11. What Did People Do Right After the Accident Occurred? Who Got Out of Their Vehicle First?
What people do immediately after the accident can be evidence of injuries. You should ask who got out of their vehicle and how they appeared. Was medical help called, and how responsive were the people involved?
12. Do You Know Anyone Involved in the Accident?
Personal connections may influence a person’s story. If a witness was a close friend or family member, recalling events could be biased. You may be surprised to learn that a witness knows one or more of the people involved in an accident, and it’s good to know if there are connections between witnesses and victims.
13. Do You Have Any Expertise Relating to Vehicles, Accidents, Weather, or Anything Else Related To The Crash?
If a witness is a police officer, engineer, or accident reconstructionist, their statement may be impacted by their professional training. It’s a good idea to get the best overall impression of who the witness is and, if possible, understand a little bit of their background.
14. Did You Hear Anything That the Other Driver Said? Did You Listen to What Any Other Witnesses Said?
Ask the witness what they directly heard anyone else say. You mainly want to know if the witness heard the other driver make any statements immediately after the crash. Don’t put pressure on a witness to come up with something. Try to stick with just the facts.
15. Where Were You Headed When You Saw the Accident?
This question can shed light on the witnesses’ attention. Were they flustered or in a hurry? Were they out for a leisurely stroll, or were they having a stressful day? Their answer can shed light on what they were thinking at the time of the crash.
16. Where Were You Looking Before You Noticed the Accident? Were You on the Phone?
Distractions can call a witness’s statement into doubt. If they were talking to someone in person, looking at their phone, or looking in the other direction, their account may be less reliable than it would have been if they were looking directly at the crash without any distractions.
17. Did You Have a Clear View of Everything That Happened?
A witness may not always have a clear view of a crash. There may be other vehicles in the way or a building obstruction. You need to know if the witness clearly saw what happened and then give the witness testimony the credibility that seems most appropriate.
18. Is There Anything Else You Want Me To Know?
The witness may be eager to offer more details that you didn’t think to ask. Even though you may have thoroughly thought through every question, there may be aspects you left out. Allowing the witness to recall other impacting information could be vital to understanding exactly what happened.
19. Can You Write Your Observations Down And Sign Them For Me?
Having the witness write down their observations gives you a record. You can use the document to impeach the witness if they provide a different story later. It’s easy for details to get foggy as time passes. Getting a signed statement could prevent a change in the witness story.
20. What Is Your Contact Information? Do You Have Contact Information for Any Other Witnesses?
Whether or not you think you are involved in an accident that needs a witness’s perspective, it’s crucial to have witness information just in case you need it. Or, if you were able to ask questions on the scene, there is the chance that you may need to contact the witness again or find other witnesses.

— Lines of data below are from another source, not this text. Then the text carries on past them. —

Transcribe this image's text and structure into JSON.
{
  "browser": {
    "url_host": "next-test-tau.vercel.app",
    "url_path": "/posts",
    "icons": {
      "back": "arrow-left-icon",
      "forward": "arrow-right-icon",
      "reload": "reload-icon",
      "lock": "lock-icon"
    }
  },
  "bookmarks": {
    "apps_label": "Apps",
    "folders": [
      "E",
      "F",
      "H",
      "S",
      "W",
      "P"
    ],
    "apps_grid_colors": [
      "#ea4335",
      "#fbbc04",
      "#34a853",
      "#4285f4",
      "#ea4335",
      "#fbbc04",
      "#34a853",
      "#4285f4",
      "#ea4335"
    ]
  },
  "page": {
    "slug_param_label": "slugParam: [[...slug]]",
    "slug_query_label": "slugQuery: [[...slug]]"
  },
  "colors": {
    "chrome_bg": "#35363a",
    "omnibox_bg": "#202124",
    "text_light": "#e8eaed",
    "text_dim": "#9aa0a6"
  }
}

A skilled attorney who practices personal injury law has years of experience questioning thousands of accident witnesses. They can help you determine if a witness is credible and use witness stories to your advantage and build a strong case.
Adam S Kutner, Injury Attorneys, can help guide you through the entire claims process. Contact us for a free consultation to see how we can help.
With more than 31 years of experience fighting for victims of personal injury in the Las Vegas valley, Attorney Adam S. Kutner knows his way around the Nevada court system and how to get clients their settlement promptly and trouble-free.